sometimes the values are just lines in the sand...

Screenshot of W3C WCAG GitHub repository issues

join the debate/discussion (more open nowadays)

github.com/w3c/wcag/issues

Screenshot of W3C ACT Rules Community Rules

more consistent Accessibility Compliance Testing (ACT)

w3.org/community/act-r

Composite screenshot of W3C ACT Rules Community pages on GitHub, showing a selection of rules, and the start of a specific rule (in this case, 'Heading is descriptive')

act-rules.github.io/rules

Screenshot of W3C Silver Task Force of the AGWG page

the next generation of accessibility guidelines...

w3.org/WAI/GL/task-forces/silver

Screenshot of W3C Silver Task Force wiki's conformance section

moving away from binary pass/fail conformance (or trying)

www.w3.org/.../#Silver_Conformance

Screenshot of one of the proposed scoring examples ... utterly confusing spreadsheet of points, weighting of issues, etc.

...in the meantime though...

don't creatively reinterpret
what an SC says
to fit your agenda

whether you're a developer or an auditor doing an evaluation
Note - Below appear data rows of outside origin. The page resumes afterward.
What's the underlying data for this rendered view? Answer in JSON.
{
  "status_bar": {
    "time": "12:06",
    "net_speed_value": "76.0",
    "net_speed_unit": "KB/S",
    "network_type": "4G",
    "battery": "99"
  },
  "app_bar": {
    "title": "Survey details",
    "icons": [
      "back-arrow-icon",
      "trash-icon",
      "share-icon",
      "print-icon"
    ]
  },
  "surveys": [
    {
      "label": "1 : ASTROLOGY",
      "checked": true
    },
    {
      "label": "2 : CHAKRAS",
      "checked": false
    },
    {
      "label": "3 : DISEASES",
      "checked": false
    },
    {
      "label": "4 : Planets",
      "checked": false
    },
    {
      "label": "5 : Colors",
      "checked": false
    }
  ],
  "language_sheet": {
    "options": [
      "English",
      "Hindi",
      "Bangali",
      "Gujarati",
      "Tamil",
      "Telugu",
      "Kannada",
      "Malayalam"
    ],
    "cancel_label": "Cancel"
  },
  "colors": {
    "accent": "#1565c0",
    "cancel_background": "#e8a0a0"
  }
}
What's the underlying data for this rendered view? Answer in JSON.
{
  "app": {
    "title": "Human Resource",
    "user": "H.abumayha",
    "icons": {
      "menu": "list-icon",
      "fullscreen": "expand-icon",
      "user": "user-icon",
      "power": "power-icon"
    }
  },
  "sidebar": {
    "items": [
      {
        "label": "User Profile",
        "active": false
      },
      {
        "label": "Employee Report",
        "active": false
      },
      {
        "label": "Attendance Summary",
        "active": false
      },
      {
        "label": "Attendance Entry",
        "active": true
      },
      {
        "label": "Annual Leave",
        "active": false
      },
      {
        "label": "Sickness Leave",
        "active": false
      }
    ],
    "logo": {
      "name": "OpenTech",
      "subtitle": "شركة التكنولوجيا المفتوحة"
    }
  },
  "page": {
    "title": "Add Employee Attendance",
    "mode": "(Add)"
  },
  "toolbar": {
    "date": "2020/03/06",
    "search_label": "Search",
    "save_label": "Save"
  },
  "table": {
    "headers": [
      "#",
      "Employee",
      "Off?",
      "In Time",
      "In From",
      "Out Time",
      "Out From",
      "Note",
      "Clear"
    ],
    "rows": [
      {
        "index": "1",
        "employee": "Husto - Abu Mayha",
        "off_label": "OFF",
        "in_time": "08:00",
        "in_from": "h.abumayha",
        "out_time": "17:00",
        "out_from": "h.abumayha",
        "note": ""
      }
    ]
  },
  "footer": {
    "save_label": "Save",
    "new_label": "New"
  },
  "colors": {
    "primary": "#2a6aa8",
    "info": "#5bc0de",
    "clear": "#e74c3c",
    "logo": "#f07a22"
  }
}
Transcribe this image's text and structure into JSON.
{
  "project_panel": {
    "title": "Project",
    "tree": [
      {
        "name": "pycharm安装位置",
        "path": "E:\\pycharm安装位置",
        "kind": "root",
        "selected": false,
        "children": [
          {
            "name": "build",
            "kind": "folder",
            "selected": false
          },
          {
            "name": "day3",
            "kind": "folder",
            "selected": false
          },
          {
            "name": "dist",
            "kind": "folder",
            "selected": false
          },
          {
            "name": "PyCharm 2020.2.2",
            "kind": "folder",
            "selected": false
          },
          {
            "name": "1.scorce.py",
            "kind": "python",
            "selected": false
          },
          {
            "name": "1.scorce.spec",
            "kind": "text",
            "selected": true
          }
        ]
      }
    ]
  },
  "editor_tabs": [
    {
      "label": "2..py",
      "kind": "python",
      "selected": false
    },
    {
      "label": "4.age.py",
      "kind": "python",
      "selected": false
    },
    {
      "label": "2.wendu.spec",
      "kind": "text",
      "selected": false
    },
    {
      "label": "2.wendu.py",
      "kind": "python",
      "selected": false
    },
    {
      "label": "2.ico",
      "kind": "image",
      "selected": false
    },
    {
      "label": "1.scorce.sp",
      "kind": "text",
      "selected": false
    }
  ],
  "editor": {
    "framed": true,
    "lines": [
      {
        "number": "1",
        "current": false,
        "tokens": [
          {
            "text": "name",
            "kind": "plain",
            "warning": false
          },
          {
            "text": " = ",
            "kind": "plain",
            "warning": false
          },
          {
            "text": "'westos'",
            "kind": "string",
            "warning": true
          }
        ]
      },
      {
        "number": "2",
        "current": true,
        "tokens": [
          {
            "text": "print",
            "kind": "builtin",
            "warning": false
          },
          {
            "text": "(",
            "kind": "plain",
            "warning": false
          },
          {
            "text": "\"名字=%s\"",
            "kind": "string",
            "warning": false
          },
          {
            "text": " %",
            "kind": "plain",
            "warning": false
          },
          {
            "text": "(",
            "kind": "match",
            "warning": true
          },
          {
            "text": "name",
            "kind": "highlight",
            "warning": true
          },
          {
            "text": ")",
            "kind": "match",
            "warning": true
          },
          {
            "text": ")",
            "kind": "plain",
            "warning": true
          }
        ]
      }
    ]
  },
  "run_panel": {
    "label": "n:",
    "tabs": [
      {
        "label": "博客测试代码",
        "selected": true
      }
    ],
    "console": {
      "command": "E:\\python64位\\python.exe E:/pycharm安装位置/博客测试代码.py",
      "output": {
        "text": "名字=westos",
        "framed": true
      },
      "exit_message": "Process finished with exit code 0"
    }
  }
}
Meme picture from The Big Lebowski - Walter pointing his gun, with superimposed text: This isn't Nam, there are rules

as auditor, you do your client a disservice by not making clear what is and isn't a normative failure

...what happens when a clued-up client rightly challenges your claim? all your other results lose credibility...

be conservative in your
pass / fail assessments

document your hesitation, clearly state when something's "more of a suggestion" than a hard failure

further reading...

join my WCAG Trash Panda Webring:

The Paciello Group

@patrick_h_lauke
github.com/patrickhlauke/
paciellogroup.com
splintered.co.uk

Creative Commons: Attribution Non-Commercial Share-Alike